### TASK TO CARRY OUT
Exactly the lines below, starting with the one containing "Read all visible content and emit it as JSON." and going on through the one containing "Transcribe this image's", must be reproduced, both ends included, and no pictures with them.

### SUPPLIED ENTRIES
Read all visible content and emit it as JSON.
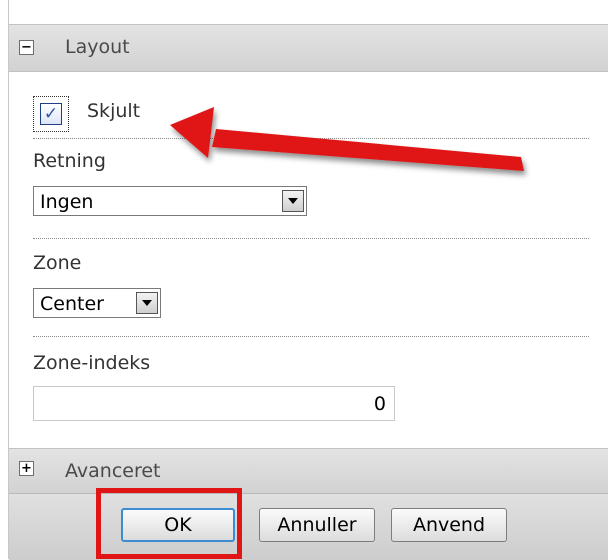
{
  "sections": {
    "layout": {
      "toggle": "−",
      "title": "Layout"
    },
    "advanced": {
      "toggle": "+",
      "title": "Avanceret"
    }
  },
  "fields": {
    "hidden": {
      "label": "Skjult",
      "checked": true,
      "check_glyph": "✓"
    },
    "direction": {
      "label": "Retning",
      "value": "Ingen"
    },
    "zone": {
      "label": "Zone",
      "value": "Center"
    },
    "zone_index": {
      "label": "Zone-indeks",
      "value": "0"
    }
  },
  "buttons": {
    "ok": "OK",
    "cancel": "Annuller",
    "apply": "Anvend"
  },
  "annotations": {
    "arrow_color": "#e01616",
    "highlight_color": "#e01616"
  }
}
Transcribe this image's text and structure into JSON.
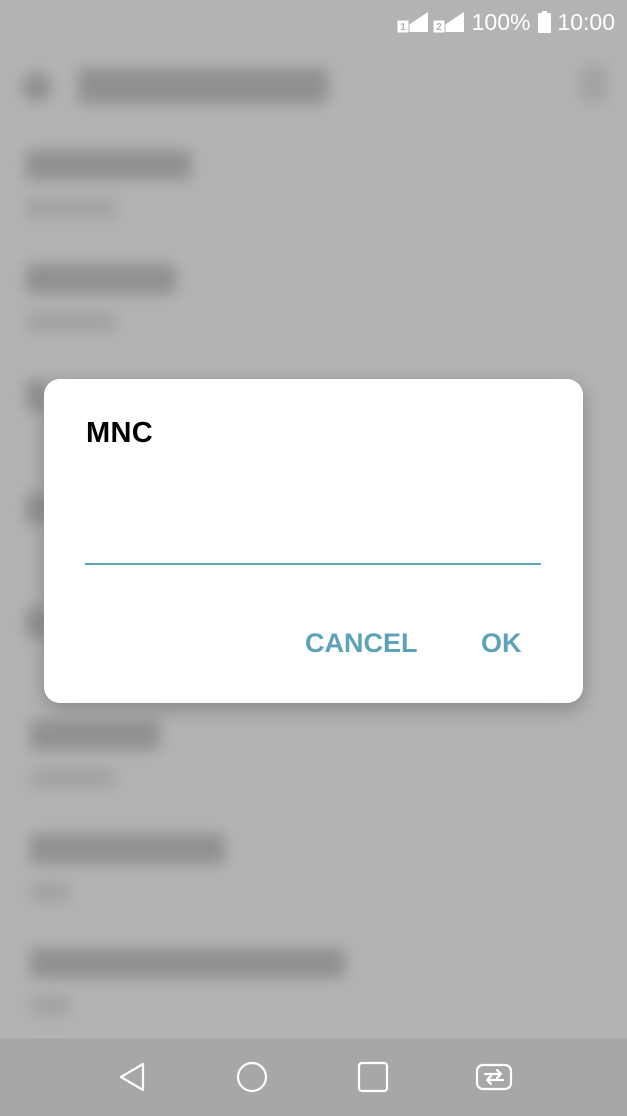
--
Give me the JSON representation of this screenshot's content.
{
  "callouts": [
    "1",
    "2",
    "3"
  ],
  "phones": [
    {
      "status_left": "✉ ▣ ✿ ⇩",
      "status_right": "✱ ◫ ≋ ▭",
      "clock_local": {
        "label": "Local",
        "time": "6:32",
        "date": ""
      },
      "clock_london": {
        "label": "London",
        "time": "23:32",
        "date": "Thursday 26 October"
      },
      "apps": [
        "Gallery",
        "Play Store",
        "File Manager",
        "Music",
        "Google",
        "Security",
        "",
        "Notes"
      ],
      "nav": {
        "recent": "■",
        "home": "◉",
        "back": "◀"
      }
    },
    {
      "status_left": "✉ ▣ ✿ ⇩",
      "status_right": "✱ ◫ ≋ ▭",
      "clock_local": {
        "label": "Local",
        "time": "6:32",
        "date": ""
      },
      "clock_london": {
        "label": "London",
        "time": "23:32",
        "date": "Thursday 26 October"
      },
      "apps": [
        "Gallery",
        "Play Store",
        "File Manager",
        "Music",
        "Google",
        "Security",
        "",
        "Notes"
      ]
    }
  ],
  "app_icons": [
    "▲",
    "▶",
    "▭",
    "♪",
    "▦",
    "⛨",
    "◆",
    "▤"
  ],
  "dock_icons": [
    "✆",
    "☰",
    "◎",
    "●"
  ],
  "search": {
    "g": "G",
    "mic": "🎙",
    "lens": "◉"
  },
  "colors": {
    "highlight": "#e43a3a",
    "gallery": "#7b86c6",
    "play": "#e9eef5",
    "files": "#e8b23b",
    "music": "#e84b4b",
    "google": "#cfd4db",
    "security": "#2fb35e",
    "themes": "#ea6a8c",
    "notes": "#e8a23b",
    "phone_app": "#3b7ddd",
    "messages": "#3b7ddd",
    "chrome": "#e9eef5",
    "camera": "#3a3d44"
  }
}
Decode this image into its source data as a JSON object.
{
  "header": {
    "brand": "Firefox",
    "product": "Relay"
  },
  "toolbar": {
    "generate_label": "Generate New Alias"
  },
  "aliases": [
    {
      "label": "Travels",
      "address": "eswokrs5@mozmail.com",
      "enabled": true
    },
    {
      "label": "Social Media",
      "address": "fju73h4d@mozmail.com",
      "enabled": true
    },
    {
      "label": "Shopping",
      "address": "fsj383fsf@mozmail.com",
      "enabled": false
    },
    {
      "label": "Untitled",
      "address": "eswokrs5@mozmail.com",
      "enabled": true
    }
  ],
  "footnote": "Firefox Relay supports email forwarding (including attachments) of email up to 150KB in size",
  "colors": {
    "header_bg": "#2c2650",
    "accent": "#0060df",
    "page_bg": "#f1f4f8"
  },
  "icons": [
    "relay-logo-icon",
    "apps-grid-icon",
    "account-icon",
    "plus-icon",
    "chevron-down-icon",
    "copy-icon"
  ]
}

### TASK SOLUTION
Read all visible content and emit it as JSON.
{
  "sections": {
    "layout": {
      "toggle": "−",
      "title": "Layout"
    },
    "advanced": {
      "toggle": "+",
      "title": "Avanceret"
    }
  },
  "fields": {
    "hidden": {
      "label": "Skjult",
      "checked": true,
      "check_glyph": "✓"
    },
    "direction": {
      "label": "Retning",
      "value": "Ingen"
    },
    "zone": {
      "label": "Zone",
      "value": "Center"
    },
    "zone_index": {
      "label": "Zone-indeks",
      "value": "0"
    }
  },
  "buttons": {
    "ok": "OK",
    "cancel": "Annuller",
    "apply": "Anvend"
  },
  "annotations": {
    "arrow_color": "#e01616",
    "highlight_color": "#e01616"
  }
}
Transcribe this image's text and structure into JSON.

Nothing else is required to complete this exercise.